Homeowners who are among the 110,000 customers of the Charleston Water System have been receiving solicitations for an insurance program endorsed by the utility, offering coverage of the water and sewer lines on customers' property.

Lots of people were probably surprised to learn they own a portion of their water and sewer lines, but, yes, they do.

Those lines, such as an underground waterline running from a home's foundation to the utility-owned water meter near the street, are the property owner's responsibility if they break. But does that mean it's a good financial decision to buy insurance in case repairs are needed?

You can buy insurance for just about anything. Some types of insurance are crucial because they protect against financial calamity that can be associated with things such as an expensive medical problem, a house fire or the death of a parent.

Other types of insurance cover things that are not very big financial risks, and the cost of the insurance compared to the potential benefit is typically high, such as with extended warranties offered on appliances. Waterline insurance can fall in that category.

That doesn't mean it's a bad idea for everyone. A person with a 50-year-old water service line, or an old clay-pipe sewer line, might reasonably consider buying coverage. Likewise, someone living in a subdivision where the neighbors' lines have been failing would have good reason to consider buying coverage.

For others, a good choice may be continuing to self-insure, which essentially means you don't pay for insurance, and you bear any costs if something breaks. Ideally, being self-insured means you have an emergency fund in case the unexpected does happen.

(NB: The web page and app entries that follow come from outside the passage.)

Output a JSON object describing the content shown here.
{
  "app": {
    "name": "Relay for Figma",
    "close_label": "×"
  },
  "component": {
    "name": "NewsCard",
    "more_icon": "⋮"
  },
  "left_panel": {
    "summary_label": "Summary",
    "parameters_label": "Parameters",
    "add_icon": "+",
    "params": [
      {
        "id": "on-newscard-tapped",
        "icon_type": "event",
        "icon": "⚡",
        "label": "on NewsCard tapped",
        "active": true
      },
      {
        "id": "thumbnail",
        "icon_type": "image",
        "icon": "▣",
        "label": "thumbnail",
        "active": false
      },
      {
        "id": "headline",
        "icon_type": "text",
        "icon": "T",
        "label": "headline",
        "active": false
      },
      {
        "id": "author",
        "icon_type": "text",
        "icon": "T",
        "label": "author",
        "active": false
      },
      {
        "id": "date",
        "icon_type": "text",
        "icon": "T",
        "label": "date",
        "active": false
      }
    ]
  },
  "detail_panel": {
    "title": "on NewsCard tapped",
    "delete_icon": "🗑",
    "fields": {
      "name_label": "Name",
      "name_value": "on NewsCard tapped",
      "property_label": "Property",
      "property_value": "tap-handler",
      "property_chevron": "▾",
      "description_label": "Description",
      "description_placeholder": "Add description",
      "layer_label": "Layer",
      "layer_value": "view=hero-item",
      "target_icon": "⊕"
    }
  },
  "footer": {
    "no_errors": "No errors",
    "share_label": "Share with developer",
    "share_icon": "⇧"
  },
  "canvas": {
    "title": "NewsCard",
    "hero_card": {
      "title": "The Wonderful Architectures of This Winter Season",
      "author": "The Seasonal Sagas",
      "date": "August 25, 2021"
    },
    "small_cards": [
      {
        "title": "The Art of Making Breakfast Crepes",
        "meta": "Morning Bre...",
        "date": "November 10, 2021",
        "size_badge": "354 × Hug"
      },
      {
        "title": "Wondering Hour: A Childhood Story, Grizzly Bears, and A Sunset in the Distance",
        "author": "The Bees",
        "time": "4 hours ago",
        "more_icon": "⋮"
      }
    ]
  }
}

The bottom line is a cost-benefit question.

If water and sewer line insurance in the Charleston area cost $2.80 monthly, combined, as it does in Myrtle Beach, the low price would make it tempting to sign up. Locally, Mount Pleasant Waterworks is considering offering sewer and waterline coverage later this year, at an estimated combined cost of $4 a month.

The coverage offered to Charleston Water System customers costs $11.98 monthly for both water and sewer line insurance. Why so much more? One reason is, the insurance is offered not by the utility directly, but by HomeServe USA Corp., which signed a marketing deal with the water system.

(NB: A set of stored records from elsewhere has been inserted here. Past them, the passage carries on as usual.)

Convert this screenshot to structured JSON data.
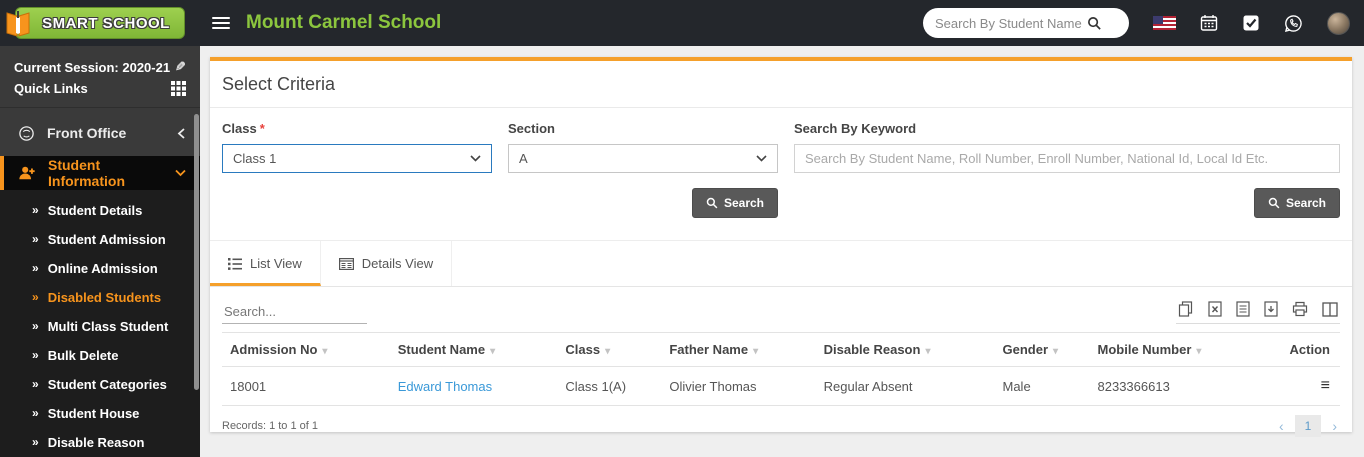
{
  "header": {
    "logo_text": "SMART SCHOOL",
    "school_name": "Mount Carmel School",
    "search_placeholder": "Search By Student Name"
  },
  "sidebar": {
    "session": "Current Session: 2020-21",
    "quick_links": "Quick Links",
    "front_office": "Front Office",
    "student_information": "Student Information",
    "submenu": [
      "Student Details",
      "Student Admission",
      "Online Admission",
      "Disabled Students",
      "Multi Class Student",
      "Bulk Delete",
      "Student Categories",
      "Student House",
      "Disable Reason"
    ],
    "active_submenu": "Disabled Students"
  },
  "icons": {
    "pencil": "✎",
    "submenu_arrow": "»"
  },
  "criteria": {
    "title": "Select Criteria",
    "class_label": "Class",
    "required_mark": "*",
    "class_value": "Class 1",
    "section_label": "Section",
    "section_value": "A",
    "keyword_label": "Search By Keyword",
    "keyword_placeholder": "Search By Student Name, Roll Number, Enroll Number, National Id, Local Id Etc.",
    "search_button": "Search"
  },
  "tabs": {
    "list_view": "List View",
    "details_view": "Details View"
  },
  "toolbar": {
    "search_placeholder": "Search..."
  },
  "table": {
    "headers": [
      "Admission No",
      "Student Name",
      "Class",
      "Father Name",
      "Disable Reason",
      "Gender",
      "Mobile Number",
      "Action"
    ],
    "sort_arrow": "▾",
    "rows": [
      {
        "admission_no": "18001",
        "student_name": "Edward Thomas",
        "class": "Class 1(A)",
        "father_name": "Olivier Thomas",
        "disable_reason": "Regular Absent",
        "gender": "Male",
        "mobile_number": "8233366613",
        "action_icon": "≡"
      }
    ],
    "records_summary": "Records: 1 to 1 of 1"
  },
  "pagination": {
    "prev": "‹",
    "current": "1",
    "next": "›"
  },
  "colors": {
    "header_bg": "#24272c",
    "brand_green": "#8cc63e",
    "accent_orange": "#f7941d",
    "card_top_orange": "#f5a02b",
    "sidebar_bg": "#3a3a3a",
    "submenu_bg": "#1d1d1d",
    "link_blue": "#3a99d8",
    "button_gray": "#595959"
  }
}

Charleston Water System received $120,000 up front and gets 12 percent of the money HomeServe collects in premiums.

Here are some key points about that insurance:

The cost for the waterline insurance offered to Charleston Water System homeowners is $4.49 a month. Sewer line coverage is an additional $7.49 monthly. So, that's $143.76 yearly for both.

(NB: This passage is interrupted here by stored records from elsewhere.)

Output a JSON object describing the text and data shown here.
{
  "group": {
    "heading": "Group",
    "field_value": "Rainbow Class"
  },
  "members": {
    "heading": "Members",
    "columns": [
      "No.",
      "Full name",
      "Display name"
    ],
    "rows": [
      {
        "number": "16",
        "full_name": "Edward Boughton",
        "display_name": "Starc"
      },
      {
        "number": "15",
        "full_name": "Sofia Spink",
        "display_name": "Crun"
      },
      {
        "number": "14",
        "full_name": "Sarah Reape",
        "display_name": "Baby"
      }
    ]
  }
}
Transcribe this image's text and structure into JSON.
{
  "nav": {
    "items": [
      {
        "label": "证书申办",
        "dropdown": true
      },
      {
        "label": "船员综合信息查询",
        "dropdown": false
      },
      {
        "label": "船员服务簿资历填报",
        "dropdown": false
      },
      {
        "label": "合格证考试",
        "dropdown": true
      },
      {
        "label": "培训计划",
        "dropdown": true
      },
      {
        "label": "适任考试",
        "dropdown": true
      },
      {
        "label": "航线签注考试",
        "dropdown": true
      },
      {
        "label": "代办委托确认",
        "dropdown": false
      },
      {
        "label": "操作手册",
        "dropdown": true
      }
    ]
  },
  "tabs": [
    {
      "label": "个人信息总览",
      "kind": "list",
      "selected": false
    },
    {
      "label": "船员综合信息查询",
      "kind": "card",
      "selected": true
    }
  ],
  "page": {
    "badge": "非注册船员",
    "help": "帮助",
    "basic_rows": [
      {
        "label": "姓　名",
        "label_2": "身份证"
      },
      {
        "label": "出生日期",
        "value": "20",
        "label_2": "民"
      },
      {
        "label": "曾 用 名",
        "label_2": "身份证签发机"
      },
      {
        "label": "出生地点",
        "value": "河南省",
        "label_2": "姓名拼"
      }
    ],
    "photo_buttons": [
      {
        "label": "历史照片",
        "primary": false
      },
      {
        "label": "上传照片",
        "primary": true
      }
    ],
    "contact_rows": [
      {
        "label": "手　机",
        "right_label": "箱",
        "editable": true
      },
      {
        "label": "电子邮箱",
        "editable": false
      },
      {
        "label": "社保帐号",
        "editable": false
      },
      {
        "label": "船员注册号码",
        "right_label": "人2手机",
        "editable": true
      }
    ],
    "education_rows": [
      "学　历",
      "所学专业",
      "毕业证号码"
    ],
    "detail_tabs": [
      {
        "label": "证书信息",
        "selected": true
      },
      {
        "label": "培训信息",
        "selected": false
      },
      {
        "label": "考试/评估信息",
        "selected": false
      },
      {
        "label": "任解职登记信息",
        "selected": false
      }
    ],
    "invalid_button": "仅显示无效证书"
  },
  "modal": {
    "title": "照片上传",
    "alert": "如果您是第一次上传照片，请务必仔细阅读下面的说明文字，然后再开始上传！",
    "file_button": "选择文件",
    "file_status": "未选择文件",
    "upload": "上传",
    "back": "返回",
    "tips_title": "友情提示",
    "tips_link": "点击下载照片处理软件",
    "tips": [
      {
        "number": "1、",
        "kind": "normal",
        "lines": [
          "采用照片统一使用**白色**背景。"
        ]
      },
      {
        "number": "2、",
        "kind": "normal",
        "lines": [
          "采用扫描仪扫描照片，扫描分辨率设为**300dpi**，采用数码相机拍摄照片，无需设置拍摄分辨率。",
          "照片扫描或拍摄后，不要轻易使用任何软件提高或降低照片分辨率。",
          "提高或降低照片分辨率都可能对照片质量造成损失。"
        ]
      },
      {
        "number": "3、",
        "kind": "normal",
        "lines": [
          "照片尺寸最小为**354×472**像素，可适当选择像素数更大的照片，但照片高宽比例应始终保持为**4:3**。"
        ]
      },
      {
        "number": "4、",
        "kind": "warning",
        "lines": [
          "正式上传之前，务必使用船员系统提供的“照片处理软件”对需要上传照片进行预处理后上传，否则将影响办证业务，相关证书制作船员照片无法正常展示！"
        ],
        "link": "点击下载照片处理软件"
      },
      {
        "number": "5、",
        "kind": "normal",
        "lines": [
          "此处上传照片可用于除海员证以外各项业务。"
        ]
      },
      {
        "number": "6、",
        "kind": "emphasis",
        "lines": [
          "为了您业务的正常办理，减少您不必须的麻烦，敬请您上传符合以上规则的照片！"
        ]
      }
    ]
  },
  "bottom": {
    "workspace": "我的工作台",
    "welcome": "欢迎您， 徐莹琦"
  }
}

The average national cost of repairing a waterline leak is $416, according to HomeServe. Replacing an entire waterline could, however, cost several thousand dollars.

The water supply line from the meter to the home is all that's covered. Irrigation systems, water supply lines to outbuildings or docks, and interior plumbing lines are not covered.

The insurance does not cover repairs needed because of an accident, negligence or natural disaster. So, if your waterline breaks because you dug a hole in the wrong place, or someone parked a truck in the wrong spot, or because of a hurricane - no coverage.

Short of a line completely wearing out due to old age, the big threat to water and sewer lines in residential yards is tree roots. Otherwise, the estimated life expectancy of a waterline is about 50 years.

Someone with a long distance between their house and water meter, and a yard full of trees, would clearly face more risk of breakage than someone with 20 feet of water and sewer lines sitting beneath a grass lawn. So, evaluate your own risk before signing up.

Regardless of whether you have waterline insurance, every homeowner should make sure they know how to shut off the water supply to their house, in case an indoor pipe or fixture were to break.

That's a risk you can mitigate without spending money, by locating your emergency shut-off or your water meter, and making sure you know how turn off the flow.

Reach David Slade at 937-5552